**EXERCISE AIM:** Your task is to write out the entire listing exactly, omitting its pictures.

**INPUT DATA:**
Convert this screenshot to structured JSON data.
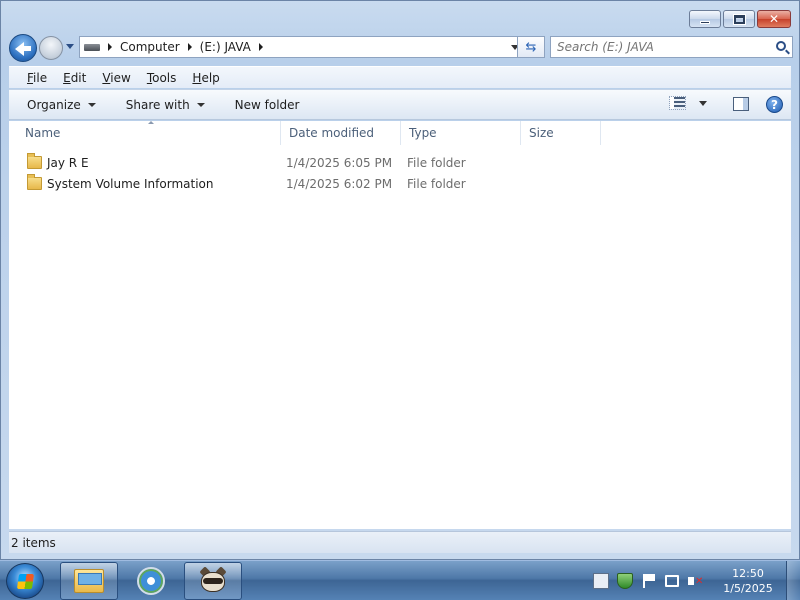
{
  "address": {
    "crumbs": [
      "Computer",
      "(E:) JAVA"
    ]
  },
  "search": {
    "placeholder": "Search (E:) JAVA"
  },
  "menu": {
    "items": [
      {
        "label": "File",
        "accel": "F",
        "rest": "ile"
      },
      {
        "label": "Edit",
        "accel": "E",
        "rest": "dit"
      },
      {
        "label": "View",
        "accel": "V",
        "rest": "iew"
      },
      {
        "label": "Tools",
        "accel": "T",
        "rest": "ools"
      },
      {
        "label": "Help",
        "accel": "H",
        "rest": "elp"
      }
    ]
  },
  "toolbar": {
    "organize": "Organize",
    "share_with": "Share with",
    "new_folder": "New folder",
    "help_glyph": "?"
  },
  "columns": {
    "name": "Name",
    "date_modified": "Date modified",
    "type": "Type",
    "size": "Size"
  },
  "files": [
    {
      "name": "Jay R E",
      "date_modified": "1/4/2025 6:05 PM",
      "type": "File folder",
      "size": ""
    },
    {
      "name": "System Volume Information",
      "date_modified": "1/4/2025 6:02 PM",
      "type": "File folder",
      "size": ""
    }
  ],
  "status": {
    "item_count": "2 items"
  },
  "taskbar": {
    "clock_time": "12:50",
    "clock_date": "1/5/2025"
  },
  "colors": {
    "window_frame": "#b8cfea",
    "taskbar": "#4d77a7",
    "close_button": "#c6412b"
  }
}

**TASK SOLUTION:**
Convert this screenshot to structured JSON data.
{
  "address": {
    "crumbs": [
      "Computer",
      "(E:) JAVA"
    ]
  },
  "search": {
    "placeholder": "Search (E:) JAVA"
  },
  "menu": {
    "items": [
      {
        "label": "File",
        "accel": "F",
        "rest": "ile"
      },
      {
        "label": "Edit",
        "accel": "E",
        "rest": "dit"
      },
      {
        "label": "View",
        "accel": "V",
        "rest": "iew"
      },
      {
        "label": "Tools",
        "accel": "T",
        "rest": "ools"
      },
      {
        "label": "Help",
        "accel": "H",
        "rest": "elp"
      }
    ]
  },
  "toolbar": {
    "organize": "Organize",
    "share_with": "Share with",
    "new_folder": "New folder",
    "help_glyph": "?"
  },
  "columns": {
    "name": "Name",
    "date_modified": "Date modified",
    "type": "Type",
    "size": "Size"
  },
  "files": [
    {
      "name": "Jay R E",
      "date_modified": "1/4/2025 6:05 PM",
      "type": "File folder",
      "size": ""
    },
    {
      "name": "System Volume Information",
      "date_modified": "1/4/2025 6:02 PM",
      "type": "File folder",
      "size": ""
    }
  ],
  "status": {
    "item_count": "2 items"
  },
  "taskbar": {
    "clock_time": "12:50",
    "clock_date": "1/5/2025"
  },
  "colors": {
    "window_frame": "#b8cfea",
    "taskbar": "#4d77a7",
    "close_button": "#c6412b"
  }
}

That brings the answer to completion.